Oh, my daughter started -- they eventually started virtual -- they had virtual learning when we moved to Arizona. They just started hybrid learning this week where she goes two days out of the week and only half the students go. So if your last name begins with A through L, you go Mondays and Thursdays, things like that. And then one day out of the week is still virtual learning. That is much -- it's bittersweet for me. She's only in first grade so I know she needs that face-to-face interaction with her teacher and with other students, but I'm also concerned because of COVID-19 and so it's really scary. They make them wear masks. They make them sit six feet apart. You know, they're doing all the necessary things that they need to do per CDC guidelines, but as a mother, it's just -- it's really nervous. Yesterday was her first day, and I had so many questions to ask her and her teacher. And they've been really good with responding to me and making me feel comfortable with everything. So far, so good, but it's nerve-racking but -- yeah.
Interviewer: Has your daughter expressed any kind of anxieties about COVID-19 or what's going on in the world right now?
TaiKiah Phillips: Kind of. I know children her age like to joke about stuff like that, which is what concerned me too with school, because I know kids that'll be like, "Ooh, you've got COVID," you know, and chase each other, things like that so -- but her main thing -- virtual learning is just not for her. It's not her thing. She dreads it. She does not like it -- but her teacher was trying -- we've had computer issues, Internet issues. We've had to take her Chromebook back and forth multiple times, so that experience for her is just not a good one, but we -- again, we made it work. She enjoyed her first day. They make them wear masks the entire five hours unless, obviously, they're drinking. They have their own special water bottles, things like that. The experience is different than what she's used to, but it's better than what she was just doing.

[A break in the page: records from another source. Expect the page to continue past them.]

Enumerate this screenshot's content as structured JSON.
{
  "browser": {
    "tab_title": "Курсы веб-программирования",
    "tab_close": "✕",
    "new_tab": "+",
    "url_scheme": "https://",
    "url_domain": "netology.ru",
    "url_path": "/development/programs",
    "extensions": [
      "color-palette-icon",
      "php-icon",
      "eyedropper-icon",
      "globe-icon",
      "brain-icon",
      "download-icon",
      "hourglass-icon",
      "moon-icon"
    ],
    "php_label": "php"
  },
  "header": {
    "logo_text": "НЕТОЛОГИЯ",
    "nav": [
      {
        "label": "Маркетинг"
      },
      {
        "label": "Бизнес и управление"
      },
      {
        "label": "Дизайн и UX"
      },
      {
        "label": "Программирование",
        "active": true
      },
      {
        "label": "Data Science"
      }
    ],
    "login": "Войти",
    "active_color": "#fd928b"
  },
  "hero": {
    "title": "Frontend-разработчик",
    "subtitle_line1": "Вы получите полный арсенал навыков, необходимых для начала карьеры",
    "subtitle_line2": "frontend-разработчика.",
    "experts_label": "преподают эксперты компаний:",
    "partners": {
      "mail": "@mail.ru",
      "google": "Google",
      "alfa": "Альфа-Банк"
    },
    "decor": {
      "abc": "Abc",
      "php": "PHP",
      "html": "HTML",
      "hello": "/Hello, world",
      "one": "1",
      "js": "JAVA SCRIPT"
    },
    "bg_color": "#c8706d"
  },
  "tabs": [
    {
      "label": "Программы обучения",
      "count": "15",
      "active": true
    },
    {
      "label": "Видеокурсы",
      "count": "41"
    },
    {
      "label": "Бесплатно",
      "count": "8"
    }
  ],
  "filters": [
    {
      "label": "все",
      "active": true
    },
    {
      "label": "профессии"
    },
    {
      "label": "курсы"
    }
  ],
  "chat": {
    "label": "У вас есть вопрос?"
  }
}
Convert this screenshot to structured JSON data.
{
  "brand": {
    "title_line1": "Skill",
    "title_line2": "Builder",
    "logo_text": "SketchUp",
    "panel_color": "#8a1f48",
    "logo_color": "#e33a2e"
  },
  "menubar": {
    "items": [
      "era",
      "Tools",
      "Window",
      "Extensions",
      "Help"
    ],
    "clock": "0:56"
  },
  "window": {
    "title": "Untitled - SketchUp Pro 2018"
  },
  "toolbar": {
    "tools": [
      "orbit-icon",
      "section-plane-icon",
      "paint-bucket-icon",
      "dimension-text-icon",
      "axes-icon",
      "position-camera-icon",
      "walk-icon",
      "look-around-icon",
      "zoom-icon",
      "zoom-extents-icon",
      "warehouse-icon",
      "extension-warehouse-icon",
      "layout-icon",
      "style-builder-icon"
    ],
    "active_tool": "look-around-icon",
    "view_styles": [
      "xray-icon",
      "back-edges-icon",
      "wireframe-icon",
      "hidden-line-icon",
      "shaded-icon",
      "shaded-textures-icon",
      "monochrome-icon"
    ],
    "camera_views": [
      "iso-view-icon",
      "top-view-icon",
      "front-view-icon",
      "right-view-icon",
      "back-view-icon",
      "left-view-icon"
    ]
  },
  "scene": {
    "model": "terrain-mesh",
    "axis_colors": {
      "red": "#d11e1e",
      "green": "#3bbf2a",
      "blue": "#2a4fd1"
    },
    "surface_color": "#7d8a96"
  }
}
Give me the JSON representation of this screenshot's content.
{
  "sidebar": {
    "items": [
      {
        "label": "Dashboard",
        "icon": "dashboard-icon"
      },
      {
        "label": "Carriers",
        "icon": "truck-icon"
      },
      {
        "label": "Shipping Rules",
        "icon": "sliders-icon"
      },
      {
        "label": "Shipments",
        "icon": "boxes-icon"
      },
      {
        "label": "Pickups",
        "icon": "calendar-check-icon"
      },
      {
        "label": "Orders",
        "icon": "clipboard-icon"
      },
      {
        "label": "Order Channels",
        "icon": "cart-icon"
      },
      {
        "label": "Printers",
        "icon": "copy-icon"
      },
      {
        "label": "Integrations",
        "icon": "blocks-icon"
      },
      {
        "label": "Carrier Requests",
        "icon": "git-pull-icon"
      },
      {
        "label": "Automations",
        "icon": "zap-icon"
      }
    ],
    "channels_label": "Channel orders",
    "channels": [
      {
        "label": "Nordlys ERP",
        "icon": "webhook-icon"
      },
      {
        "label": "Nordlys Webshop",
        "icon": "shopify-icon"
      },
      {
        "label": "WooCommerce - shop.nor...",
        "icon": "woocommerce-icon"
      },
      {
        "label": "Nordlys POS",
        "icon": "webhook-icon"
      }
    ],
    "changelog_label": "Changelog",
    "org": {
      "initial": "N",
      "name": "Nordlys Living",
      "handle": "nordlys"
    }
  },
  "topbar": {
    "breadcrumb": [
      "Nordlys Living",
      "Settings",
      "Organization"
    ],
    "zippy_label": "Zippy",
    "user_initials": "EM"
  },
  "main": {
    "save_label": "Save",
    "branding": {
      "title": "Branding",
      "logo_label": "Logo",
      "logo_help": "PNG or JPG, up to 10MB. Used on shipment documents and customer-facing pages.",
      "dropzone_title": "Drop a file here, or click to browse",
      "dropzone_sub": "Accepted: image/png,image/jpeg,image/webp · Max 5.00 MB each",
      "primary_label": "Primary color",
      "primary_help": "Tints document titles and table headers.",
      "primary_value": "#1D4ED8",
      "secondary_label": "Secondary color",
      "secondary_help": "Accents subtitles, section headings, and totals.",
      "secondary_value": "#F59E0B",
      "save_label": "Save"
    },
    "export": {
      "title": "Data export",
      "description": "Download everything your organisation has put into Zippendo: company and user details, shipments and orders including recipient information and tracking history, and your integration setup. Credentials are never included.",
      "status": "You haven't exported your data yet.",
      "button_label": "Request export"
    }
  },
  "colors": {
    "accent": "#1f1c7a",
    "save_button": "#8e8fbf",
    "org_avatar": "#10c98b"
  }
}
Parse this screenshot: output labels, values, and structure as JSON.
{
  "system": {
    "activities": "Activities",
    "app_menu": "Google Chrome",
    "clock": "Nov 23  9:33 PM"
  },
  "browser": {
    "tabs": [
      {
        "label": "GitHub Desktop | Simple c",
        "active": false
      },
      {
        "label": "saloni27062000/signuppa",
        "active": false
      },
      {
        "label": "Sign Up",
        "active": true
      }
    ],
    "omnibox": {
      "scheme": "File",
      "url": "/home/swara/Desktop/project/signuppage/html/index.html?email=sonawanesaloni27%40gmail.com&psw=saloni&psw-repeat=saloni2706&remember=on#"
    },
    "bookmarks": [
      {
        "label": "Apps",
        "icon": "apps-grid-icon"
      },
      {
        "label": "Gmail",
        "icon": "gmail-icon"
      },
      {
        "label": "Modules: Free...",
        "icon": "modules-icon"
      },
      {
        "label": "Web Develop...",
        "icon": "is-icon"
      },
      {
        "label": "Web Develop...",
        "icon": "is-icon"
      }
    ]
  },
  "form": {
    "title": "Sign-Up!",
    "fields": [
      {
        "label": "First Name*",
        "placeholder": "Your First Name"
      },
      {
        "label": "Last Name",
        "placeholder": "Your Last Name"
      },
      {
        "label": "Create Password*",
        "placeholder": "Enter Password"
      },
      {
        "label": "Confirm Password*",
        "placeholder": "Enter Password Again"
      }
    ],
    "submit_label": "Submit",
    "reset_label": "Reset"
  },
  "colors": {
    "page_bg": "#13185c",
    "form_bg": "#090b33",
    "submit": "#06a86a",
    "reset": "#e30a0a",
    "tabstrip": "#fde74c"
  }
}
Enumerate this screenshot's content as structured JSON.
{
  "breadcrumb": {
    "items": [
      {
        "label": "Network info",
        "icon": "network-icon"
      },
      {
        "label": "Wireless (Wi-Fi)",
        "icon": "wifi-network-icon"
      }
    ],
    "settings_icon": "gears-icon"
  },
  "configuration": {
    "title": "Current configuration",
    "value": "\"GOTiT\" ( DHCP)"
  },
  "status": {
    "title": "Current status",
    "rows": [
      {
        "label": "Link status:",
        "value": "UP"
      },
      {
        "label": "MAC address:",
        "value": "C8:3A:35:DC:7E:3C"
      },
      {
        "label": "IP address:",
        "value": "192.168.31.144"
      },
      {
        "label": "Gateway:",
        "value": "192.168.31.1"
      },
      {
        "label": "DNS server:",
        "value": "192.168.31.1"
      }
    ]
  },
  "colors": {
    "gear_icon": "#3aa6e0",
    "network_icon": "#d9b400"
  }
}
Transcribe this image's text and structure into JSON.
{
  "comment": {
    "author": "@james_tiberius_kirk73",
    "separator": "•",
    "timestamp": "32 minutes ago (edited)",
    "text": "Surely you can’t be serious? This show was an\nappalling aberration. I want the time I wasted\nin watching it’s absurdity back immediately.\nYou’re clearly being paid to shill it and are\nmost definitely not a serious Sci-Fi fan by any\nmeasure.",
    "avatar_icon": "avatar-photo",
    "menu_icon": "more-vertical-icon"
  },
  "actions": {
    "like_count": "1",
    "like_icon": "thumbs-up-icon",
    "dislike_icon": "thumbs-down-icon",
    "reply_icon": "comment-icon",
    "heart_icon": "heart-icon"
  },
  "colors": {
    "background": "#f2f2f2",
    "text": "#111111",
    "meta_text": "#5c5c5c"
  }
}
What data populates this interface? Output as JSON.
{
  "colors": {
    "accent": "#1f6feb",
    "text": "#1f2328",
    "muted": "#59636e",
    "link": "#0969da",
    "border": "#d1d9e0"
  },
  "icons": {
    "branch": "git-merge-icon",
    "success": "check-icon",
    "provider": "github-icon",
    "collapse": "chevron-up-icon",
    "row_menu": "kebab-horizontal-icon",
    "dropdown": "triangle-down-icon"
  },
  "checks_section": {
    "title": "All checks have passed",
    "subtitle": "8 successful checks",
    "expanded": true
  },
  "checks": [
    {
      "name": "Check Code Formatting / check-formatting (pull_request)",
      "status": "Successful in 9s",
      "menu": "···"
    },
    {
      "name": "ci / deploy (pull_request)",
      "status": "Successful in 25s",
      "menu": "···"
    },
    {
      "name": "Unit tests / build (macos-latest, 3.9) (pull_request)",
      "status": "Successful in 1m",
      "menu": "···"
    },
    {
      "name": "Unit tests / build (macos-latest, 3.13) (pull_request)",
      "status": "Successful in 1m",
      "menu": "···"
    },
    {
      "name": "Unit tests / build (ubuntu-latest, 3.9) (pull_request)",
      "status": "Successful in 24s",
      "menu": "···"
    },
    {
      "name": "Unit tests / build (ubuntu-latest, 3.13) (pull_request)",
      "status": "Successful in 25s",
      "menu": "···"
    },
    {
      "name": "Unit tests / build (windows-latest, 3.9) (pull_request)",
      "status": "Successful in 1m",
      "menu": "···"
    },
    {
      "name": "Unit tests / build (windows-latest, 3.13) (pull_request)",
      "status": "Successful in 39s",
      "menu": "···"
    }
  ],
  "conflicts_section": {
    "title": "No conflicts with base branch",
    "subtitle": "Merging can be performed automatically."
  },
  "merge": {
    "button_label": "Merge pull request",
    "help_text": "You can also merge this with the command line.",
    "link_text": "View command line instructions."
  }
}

My niece, she's in kindergarten. I feel bad for her, because she doesn't really get to experience how fun school can be for kindergarten. You can't play with people. You're at the playground. You have to be away from people. You're eating lunch, you have to eat lunch away from people. It's just really sad. I've seen people have graduations virtually. They can't walk across the stage. Or even high school seniors, they can't go to prom or things like that. I felt so bad for those kids, but you know we're living in a weird, weird time right now -- but hopefully things in the future will come back together and be better so --
Interviewer: Yeah. I think we're all hoping that. I had a couple questions to ask you but you've pretty much covered all of them so thank you so much for sharing your experience. It sounds like you've had a lot of stress and anxieties but you've gotten through it and you've done a pretty good job.
TaiKiah Phillips: Thank you.
Interviewer: Yeah. Do you have anything else you'd like to add?
TaiKiah Phillips: No, just for people who are struggling with it, just keep pushing through. Keep reaching out to people for your own mental sanity even if it's just checking in. Just keep reaching out to people. That's the only way we'll get through it, so --
Interviewer: I like that. Thanks again for being here with us today, TaiKiah.
TaiKiah Phillips: Thank you. Thanks for having me.
Interviewer: Yeah. Of course. You have a good night.
TaiKiah Phillips: You as well.
[END OF RECORDING]